Items from an interface collection:
══════════════════════════════
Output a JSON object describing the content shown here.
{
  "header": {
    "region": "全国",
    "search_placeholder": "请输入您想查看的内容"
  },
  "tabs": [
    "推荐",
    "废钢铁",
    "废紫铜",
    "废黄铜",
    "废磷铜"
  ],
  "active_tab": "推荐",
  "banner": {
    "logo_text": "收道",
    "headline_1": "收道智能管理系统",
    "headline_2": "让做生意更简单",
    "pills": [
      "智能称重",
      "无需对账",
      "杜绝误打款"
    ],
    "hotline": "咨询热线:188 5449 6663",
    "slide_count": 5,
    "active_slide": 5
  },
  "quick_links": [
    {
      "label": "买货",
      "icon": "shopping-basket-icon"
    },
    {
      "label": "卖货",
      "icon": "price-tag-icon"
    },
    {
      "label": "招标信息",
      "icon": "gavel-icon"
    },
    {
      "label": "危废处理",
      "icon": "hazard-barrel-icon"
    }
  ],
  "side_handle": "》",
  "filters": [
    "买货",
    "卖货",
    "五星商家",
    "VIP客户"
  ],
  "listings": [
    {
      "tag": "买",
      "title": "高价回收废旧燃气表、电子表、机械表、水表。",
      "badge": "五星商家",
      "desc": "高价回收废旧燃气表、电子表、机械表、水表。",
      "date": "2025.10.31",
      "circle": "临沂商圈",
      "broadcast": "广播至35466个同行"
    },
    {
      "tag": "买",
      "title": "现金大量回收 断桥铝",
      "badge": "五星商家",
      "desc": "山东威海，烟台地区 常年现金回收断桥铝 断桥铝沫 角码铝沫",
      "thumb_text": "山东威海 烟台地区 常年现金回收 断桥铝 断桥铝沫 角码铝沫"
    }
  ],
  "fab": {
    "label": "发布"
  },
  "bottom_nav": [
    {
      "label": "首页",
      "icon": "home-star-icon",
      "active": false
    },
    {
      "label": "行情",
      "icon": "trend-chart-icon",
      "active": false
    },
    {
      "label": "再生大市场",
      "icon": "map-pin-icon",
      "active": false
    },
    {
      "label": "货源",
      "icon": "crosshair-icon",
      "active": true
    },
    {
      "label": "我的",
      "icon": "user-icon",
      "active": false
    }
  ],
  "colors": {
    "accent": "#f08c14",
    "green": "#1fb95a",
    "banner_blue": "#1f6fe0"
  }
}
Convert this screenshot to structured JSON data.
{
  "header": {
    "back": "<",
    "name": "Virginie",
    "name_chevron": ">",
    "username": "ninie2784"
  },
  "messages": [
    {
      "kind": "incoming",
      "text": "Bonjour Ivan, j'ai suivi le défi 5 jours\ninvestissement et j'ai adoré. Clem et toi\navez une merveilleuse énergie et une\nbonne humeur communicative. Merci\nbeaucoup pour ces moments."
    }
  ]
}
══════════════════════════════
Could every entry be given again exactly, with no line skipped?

Output a JSON object describing the content shown here.
{
  "header": {
    "region": "全国",
    "search_placeholder": "请输入您想查看的内容"
  },
  "tabs": [
    "推荐",
    "废钢铁",
    "废紫铜",
    "废黄铜",
    "废磷铜"
  ],
  "active_tab": "推荐",
  "banner": {
    "logo_text": "收道",
    "headline_1": "收道智能管理系统",
    "headline_2": "让做生意更简单",
    "pills": [
      "智能称重",
      "无需对账",
      "杜绝误打款"
    ],
    "hotline": "咨询热线:188 5449 6663",
    "slide_count": 5,
    "active_slide": 5
  },
  "quick_links": [
    {
      "label": "买货",
      "icon": "shopping-basket-icon"
    },
    {
      "label": "卖货",
      "icon": "price-tag-icon"
    },
    {
      "label": "招标信息",
      "icon": "gavel-icon"
    },
    {
      "label": "危废处理",
      "icon": "hazard-barrel-icon"
    }
  ],
  "side_handle": "》",
  "filters": [
    "买货",
    "卖货",
    "五星商家",
    "VIP客户"
  ],
  "listings": [
    {
      "tag": "买",
      "title": "高价回收废旧燃气表、电子表、机械表、水表。",
      "badge": "五星商家",
      "desc": "高价回收废旧燃气表、电子表、机械表、水表。",
      "date": "2025.10.31",
      "circle": "临沂商圈",
      "broadcast": "广播至35466个同行"
    },
    {
      "tag": "买",
      "title": "现金大量回收 断桥铝",
      "badge": "五星商家",
      "desc": "山东威海，烟台地区 常年现金回收断桥铝 断桥铝沫 角码铝沫",
      "thumb_text": "山东威海 烟台地区 常年现金回收 断桥铝 断桥铝沫 角码铝沫"
    }
  ],
  "fab": {
    "label": "发布"
  },
  "bottom_nav": [
    {
      "label": "首页",
      "icon": "home-star-icon",
      "active": false
    },
    {
      "label": "行情",
      "icon": "trend-chart-icon",
      "active": false
    },
    {
      "label": "再生大市场",
      "icon": "map-pin-icon",
      "active": false
    },
    {
      "label": "货源",
      "icon": "crosshair-icon",
      "active": true
    },
    {
      "label": "我的",
      "icon": "user-icon",
      "active": false
    }
  ],
  "colors": {
    "accent": "#f08c14",
    "green": "#1fb95a",
    "banner_blue": "#1f6fe0"
  }
}
Convert this screenshot to structured JSON data.
{
  "header": {
    "back": "<",
    "name": "Virginie",
    "name_chevron": ">",
    "username": "ninie2784"
  },
  "messages": [
    {
      "kind": "incoming",
      "text": "Bonjour Ivan, j'ai suivi le défi 5 jours\ninvestissement et j'ai adoré. Clem et toi\navez une merveilleuse énergie et une\nbonne humeur communicative. Merci\nbeaucoup pour ces moments."
    }
  ]
}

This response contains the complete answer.